• <b>Dividend yield.</b> This technique looks at the dividends actually paid, or implied, throughout the period of review and will often give rise to a valuation that compares to public company valuations. It also gives a very good indication of the rate of return the buyer can expect to achieve over-and-above ongoing salaries and other perks.
• <b>Net assets. </b>The underlying net assets of the company can sometimes be used to determine the open market value, or might be used to establish whether there are any issues that would cause the company to be under or over-valued. This type of valuation method is relatively straight forward and although in a trading company rarely represents the true valuation, it is useful in underpinning any other valuation models.
The exact science of valuing a business is likely to always be a moveable feast, which is why solicitors need to get involved. A sale of shares for instance, will require a share purchase agreement to be drafted. This is a complex document, but it’s there to protect you and ensure you receive the right price on the day of completion. In other words, the sale of shares doesn’t always allow for an exact value to be agreed, as this will depend on the level and make up of net assets on the day of completion.
<b>Should I use a selling agent?</b>
This is very much driven by your industry and whether or not you have any buyers in mind. Sometimes, the most successful transactions come from within i.e. a management buy-in or buy-out. But if you don’t have that luxury, your will of course need to go to the open market.
Selling agents, particularly industry specific ones, can be very helpful in finding you the right buyer. Highly experienced general agencies can also be a valuable addition to your succession team. There are many agencies out there, and it’s all about finding the right people to work for you.
In some instances, you may wish to use us to confidentially approach your business associates, such as friendly competitors, customers, suppliers etc.
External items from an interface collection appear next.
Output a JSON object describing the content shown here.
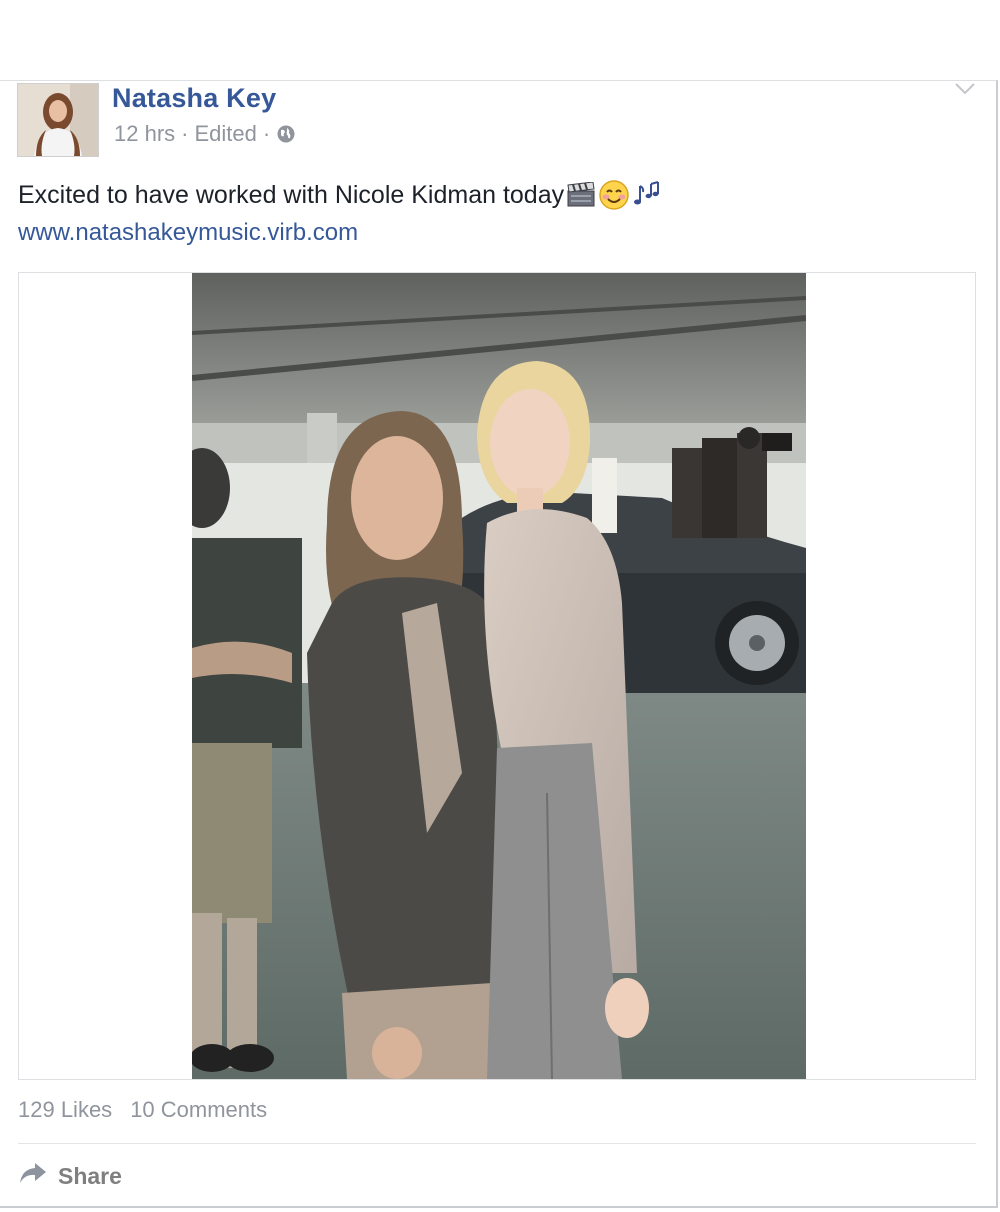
{
  "post": {
    "author": "Natasha Key",
    "time": "12 hrs",
    "edited": "Edited",
    "separator": "·",
    "text": "Excited to have worked with Nicole Kidman today",
    "link": "www.natashakeymusic.virb.com"
  },
  "stats": {
    "likes": "129 Likes",
    "comments": "10 Comments"
  },
  "actions": {
    "share": "Share"
  },
  "icons": {
    "privacy": "globe-icon",
    "menu": "chevron-down-icon",
    "share": "share-arrow-icon",
    "emoji": [
      "clapperboard-emoji",
      "smile-emoji",
      "music-notes-emoji"
    ]
  },
  "colors": {
    "link": "#365899",
    "meta": "#90949c",
    "text": "#1d2129"
  }
}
<b>How much tax will I pay?</b>
You’ve guessed it – it depends on what you are selling.
Based on the current tax regime, you will pay less tax if you are selling shares, as depending on how much you are selling for, you will pay much lower rates of capital gain tax. For instance, presently Business Assets Disposal Relief would ensure a 10% tax rate for the first £1 million gains of your business asset disposals.
If however, you are selling assets out of your company, there will be a double-tax charge. This is because the company will need to pay corporation tax on its gains, and you will then need to pay tax (income or capital taxes) when you make a final distribution out of the company of any remaining cash.
<b>Are there any hidden issues?</b>
You’ve done it. You professionally valued your business, found the right buyer, got the right price, received all payments, and now you can walk away into the sunset. For most business owners, re-establishing a purpose in retirement can be difficult to deal with, but that’s something you will no doubt plan for.
<i>You can also plan for some hidden taxes.</i>
When you owned your business, on the presumption that certain conditions were met, it was covered by Business Property Relief (BPR) for inheritance tax (IHT) purposes, meaning it would fall outside of your Estate for IHT. However, now that you’ve sold it and have turned its value into cash or other non-business assets, you have a potential IHT problem. This is because any such assets will now fall into your chargeable Estate, and could suffer a large IHT charge (up to 40% based on current rates). So not only have you paid tax when you’ve sold your business, but your Estate will have to pay even more tax when you’re gone.
<b>It’s no wonder succession planning is often the biggest headache of all for many business owners, but with the right advice and support we can help to ensure a successful outcome and a happy retirement, at whatever age or point you decide to sell. </b>